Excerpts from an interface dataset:
****************************************
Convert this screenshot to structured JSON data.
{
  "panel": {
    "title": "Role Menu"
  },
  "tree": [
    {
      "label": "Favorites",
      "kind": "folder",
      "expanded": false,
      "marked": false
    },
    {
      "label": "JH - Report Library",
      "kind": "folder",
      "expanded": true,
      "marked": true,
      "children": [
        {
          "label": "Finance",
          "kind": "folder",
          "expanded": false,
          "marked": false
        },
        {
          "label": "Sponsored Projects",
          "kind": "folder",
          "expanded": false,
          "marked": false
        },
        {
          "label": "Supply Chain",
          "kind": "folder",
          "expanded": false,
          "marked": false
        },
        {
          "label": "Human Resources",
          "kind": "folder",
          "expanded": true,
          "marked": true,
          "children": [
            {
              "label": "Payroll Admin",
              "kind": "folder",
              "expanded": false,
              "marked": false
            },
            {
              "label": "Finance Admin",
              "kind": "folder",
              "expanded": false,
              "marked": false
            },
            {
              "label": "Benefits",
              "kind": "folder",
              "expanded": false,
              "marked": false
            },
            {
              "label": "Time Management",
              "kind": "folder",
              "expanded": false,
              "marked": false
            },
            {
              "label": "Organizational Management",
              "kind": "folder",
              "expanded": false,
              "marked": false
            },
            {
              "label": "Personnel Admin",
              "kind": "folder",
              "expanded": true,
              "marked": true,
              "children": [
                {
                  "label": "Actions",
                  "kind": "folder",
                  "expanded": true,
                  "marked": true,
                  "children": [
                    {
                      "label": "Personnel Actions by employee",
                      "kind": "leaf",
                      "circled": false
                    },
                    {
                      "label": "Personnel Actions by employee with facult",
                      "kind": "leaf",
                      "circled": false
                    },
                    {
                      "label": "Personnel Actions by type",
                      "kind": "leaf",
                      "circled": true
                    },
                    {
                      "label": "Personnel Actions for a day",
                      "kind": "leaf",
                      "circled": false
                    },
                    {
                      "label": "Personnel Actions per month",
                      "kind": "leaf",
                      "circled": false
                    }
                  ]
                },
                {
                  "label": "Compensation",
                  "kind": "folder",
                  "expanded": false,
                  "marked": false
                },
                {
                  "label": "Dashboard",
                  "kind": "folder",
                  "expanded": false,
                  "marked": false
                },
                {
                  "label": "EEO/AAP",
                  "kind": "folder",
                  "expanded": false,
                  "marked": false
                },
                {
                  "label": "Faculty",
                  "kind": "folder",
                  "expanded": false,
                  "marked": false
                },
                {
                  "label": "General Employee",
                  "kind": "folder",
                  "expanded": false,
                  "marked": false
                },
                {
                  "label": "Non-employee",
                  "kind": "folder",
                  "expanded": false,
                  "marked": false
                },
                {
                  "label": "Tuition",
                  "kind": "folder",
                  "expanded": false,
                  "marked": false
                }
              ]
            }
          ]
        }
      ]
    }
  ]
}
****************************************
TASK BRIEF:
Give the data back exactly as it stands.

ANSWER TO THE PROBLEM:
Convert this screenshot to structured JSON data.
{
  "panel": {
    "title": "Role Menu"
  },
  "tree": [
    {
      "label": "Favorites",
      "kind": "folder",
      "expanded": false,
      "marked": false
    },
    {
      "label": "JH - Report Library",
      "kind": "folder",
      "expanded": true,
      "marked": true,
      "children": [
        {
          "label": "Finance",
          "kind": "folder",
          "expanded": false,
          "marked": false
        },
        {
          "label": "Sponsored Projects",
          "kind": "folder",
          "expanded": false,
          "marked": false
        },
        {
          "label": "Supply Chain",
          "kind": "folder",
          "expanded": false,
          "marked": false
        },
        {
          "label": "Human Resources",
          "kind": "folder",
          "expanded": true,
          "marked": true,
          "children": [
            {
              "label": "Payroll Admin",
              "kind": "folder",
              "expanded": false,
              "marked": false
            },
            {
              "label": "Finance Admin",
              "kind": "folder",
              "expanded": false,
              "marked": false
            },
            {
              "label": "Benefits",
              "kind": "folder",
              "expanded": false,
              "marked": false
            },
            {
              "label": "Time Management",
              "kind": "folder",
              "expanded": false,
              "marked": false
            },
            {
              "label": "Organizational Management",
              "kind": "folder",
              "expanded": false,
              "marked": false
            },
            {
              "label": "Personnel Admin",
              "kind": "folder",
              "expanded": true,
              "marked": true,
              "children": [
                {
                  "label": "Actions",
                  "kind": "folder",
                  "expanded": true,
                  "marked": true,
                  "children": [
                    {
                      "label": "Personnel Actions by employee",
                      "kind": "leaf",
                      "circled": false
                    },
                    {
                      "label": "Personnel Actions by employee with facult",
                      "kind": "leaf",
                      "circled": false
                    },
                    {
                      "label": "Personnel Actions by type",
                      "kind": "leaf",
                      "circled": true
                    },
                    {
                      "label": "Personnel Actions for a day",
                      "kind": "leaf",
                      "circled": false
                    },
                    {
                      "label": "Personnel Actions per month",
                      "kind": "leaf",
                      "circled": false
                    }
                  ]
                },
                {
                  "label": "Compensation",
                  "kind": "folder",
                  "expanded": false,
                  "marked": false
                },
                {
                  "label": "Dashboard",
                  "kind": "folder",
                  "expanded": false,
                  "marked": false
                },
                {
                  "label": "EEO/AAP",
                  "kind": "folder",
                  "expanded": false,
                  "marked": false
                },
                {
                  "label": "Faculty",
                  "kind": "folder",
                  "expanded": false,
                  "marked": false
                },
                {
                  "label": "General Employee",
                  "kind": "folder",
                  "expanded": false,
                  "marked": false
                },
                {
                  "label": "Non-employee",
                  "kind": "folder",
                  "expanded": false,
                  "marked": false
                },
                {
                  "label": "Tuition",
                  "kind": "folder",
                  "expanded": false,
                  "marked": false
                }
              ]
            }
          ]
        }
      ]
    }
  ]
}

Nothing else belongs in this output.